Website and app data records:
####################
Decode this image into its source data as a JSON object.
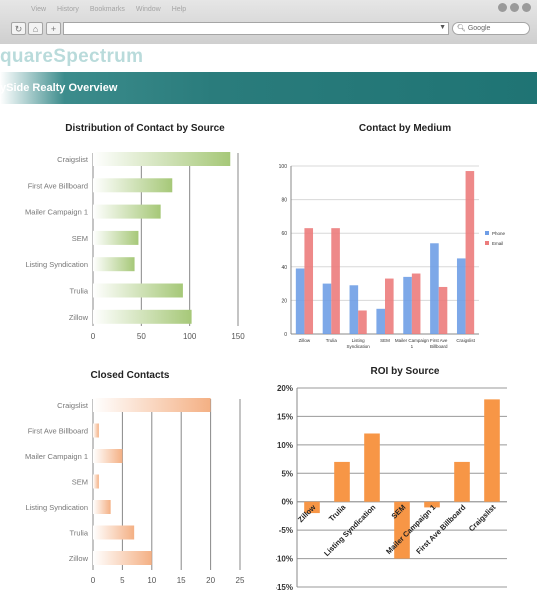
{
  "browser": {
    "menu": [
      "View",
      "History",
      "Bookmarks",
      "Window",
      "Help"
    ],
    "tool_add": "+",
    "search_placeholder": "Google",
    "colors": {
      "chrome": "#d9d9d9"
    }
  },
  "site": {
    "logo": "quareSpectrum",
    "banner": "ySide Realty Overview",
    "colors": {
      "banner": "#227878",
      "logo": "#3a9b9b"
    }
  },
  "chart_data": [
    {
      "type": "bar",
      "orientation": "horizontal",
      "title": "Distribution of Contact by Source",
      "categories": [
        "Craigslist",
        "First Ave Billboard",
        "Mailer Campaign 1",
        "SEM",
        "Listing Syndication",
        "Trulia",
        "Zillow"
      ],
      "values": [
        142,
        82,
        70,
        47,
        43,
        93,
        102
      ],
      "xlim": [
        0,
        150
      ],
      "xticks": [
        "0",
        "50",
        "100",
        "150"
      ],
      "bar_color": "#a6c878"
    },
    {
      "type": "bar",
      "title": "Contact by Medium",
      "categories": [
        "Zillow",
        "Trulia",
        "Listing Syndication",
        "SEM",
        "Mailer Campaign 1",
        "First Ave Billboard",
        "Craigslist"
      ],
      "series": [
        {
          "name": "Phone",
          "values": [
            39,
            30,
            29,
            15,
            34,
            54,
            45
          ],
          "color": "#6f9ee6"
        },
        {
          "name": "Email",
          "values": [
            63,
            63,
            14,
            33,
            36,
            28,
            97
          ],
          "color": "#ec7c7c"
        }
      ],
      "ylim": [
        0,
        100
      ],
      "yticks": [
        "0",
        "20",
        "40",
        "60",
        "80",
        "100"
      ],
      "legend": "right"
    },
    {
      "type": "bar",
      "orientation": "horizontal",
      "title": "Closed Contacts",
      "categories": [
        "Craigslist",
        "First Ave Billboard",
        "Mailer Campaign 1",
        "SEM",
        "Listing Syndication",
        "Trulia",
        "Zillow"
      ],
      "values": [
        20,
        1,
        5,
        1,
        3,
        7,
        10
      ],
      "xlim": [
        0,
        25
      ],
      "xticks": [
        "0",
        "5",
        "10",
        "15",
        "20",
        "25"
      ],
      "bar_color": "#f4b084"
    },
    {
      "type": "bar",
      "title": "ROI by Source",
      "categories": [
        "Zillow",
        "Trulia",
        "Listing Syndication",
        "SEM",
        "Mailer Campaign 1",
        "First Ave Billboard",
        "Craigslist"
      ],
      "values": [
        -2,
        7,
        12,
        -10,
        -1,
        7,
        18
      ],
      "ylim": [
        -15,
        20
      ],
      "yticks": [
        "-15%",
        "-10%",
        "-5%",
        "0%",
        "5%",
        "10%",
        "15%",
        "20%"
      ],
      "bar_color": "#f79646"
    }
  ]
}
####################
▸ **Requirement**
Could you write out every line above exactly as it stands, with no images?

▸ **Output below**
Decode this image into its source data as a JSON object.
{
  "browser": {
    "menu": [
      "View",
      "History",
      "Bookmarks",
      "Window",
      "Help"
    ],
    "tool_add": "+",
    "search_placeholder": "Google",
    "colors": {
      "chrome": "#d9d9d9"
    }
  },
  "site": {
    "logo": "quareSpectrum",
    "banner": "ySide Realty Overview",
    "colors": {
      "banner": "#227878",
      "logo": "#3a9b9b"
    }
  },
  "chart_data": [
    {
      "type": "bar",
      "orientation": "horizontal",
      "title": "Distribution of Contact by Source",
      "categories": [
        "Craigslist",
        "First Ave Billboard",
        "Mailer Campaign 1",
        "SEM",
        "Listing Syndication",
        "Trulia",
        "Zillow"
      ],
      "values": [
        142,
        82,
        70,
        47,
        43,
        93,
        102
      ],
      "xlim": [
        0,
        150
      ],
      "xticks": [
        "0",
        "50",
        "100",
        "150"
      ],
      "bar_color": "#a6c878"
    },
    {
      "type": "bar",
      "title": "Contact by Medium",
      "categories": [
        "Zillow",
        "Trulia",
        "Listing Syndication",
        "SEM",
        "Mailer Campaign 1",
        "First Ave Billboard",
        "Craigslist"
      ],
      "series": [
        {
          "name": "Phone",
          "values": [
            39,
            30,
            29,
            15,
            34,
            54,
            45
          ],
          "color": "#6f9ee6"
        },
        {
          "name": "Email",
          "values": [
            63,
            63,
            14,
            33,
            36,
            28,
            97
          ],
          "color": "#ec7c7c"
        }
      ],
      "ylim": [
        0,
        100
      ],
      "yticks": [
        "0",
        "20",
        "40",
        "60",
        "80",
        "100"
      ],
      "legend": "right"
    },
    {
      "type": "bar",
      "orientation": "horizontal",
      "title": "Closed Contacts",
      "categories": [
        "Craigslist",
        "First Ave Billboard",
        "Mailer Campaign 1",
        "SEM",
        "Listing Syndication",
        "Trulia",
        "Zillow"
      ],
      "values": [
        20,
        1,
        5,
        1,
        3,
        7,
        10
      ],
      "xlim": [
        0,
        25
      ],
      "xticks": [
        "0",
        "5",
        "10",
        "15",
        "20",
        "25"
      ],
      "bar_color": "#f4b084"
    },
    {
      "type": "bar",
      "title": "ROI by Source",
      "categories": [
        "Zillow",
        "Trulia",
        "Listing Syndication",
        "SEM",
        "Mailer Campaign 1",
        "First Ave Billboard",
        "Craigslist"
      ],
      "values": [
        -2,
        7,
        12,
        -10,
        -1,
        7,
        18
      ],
      "ylim": [
        -15,
        20
      ],
      "yticks": [
        "-15%",
        "-10%",
        "-5%",
        "0%",
        "5%",
        "10%",
        "15%",
        "20%"
      ],
      "bar_color": "#f79646"
    }
  ]
}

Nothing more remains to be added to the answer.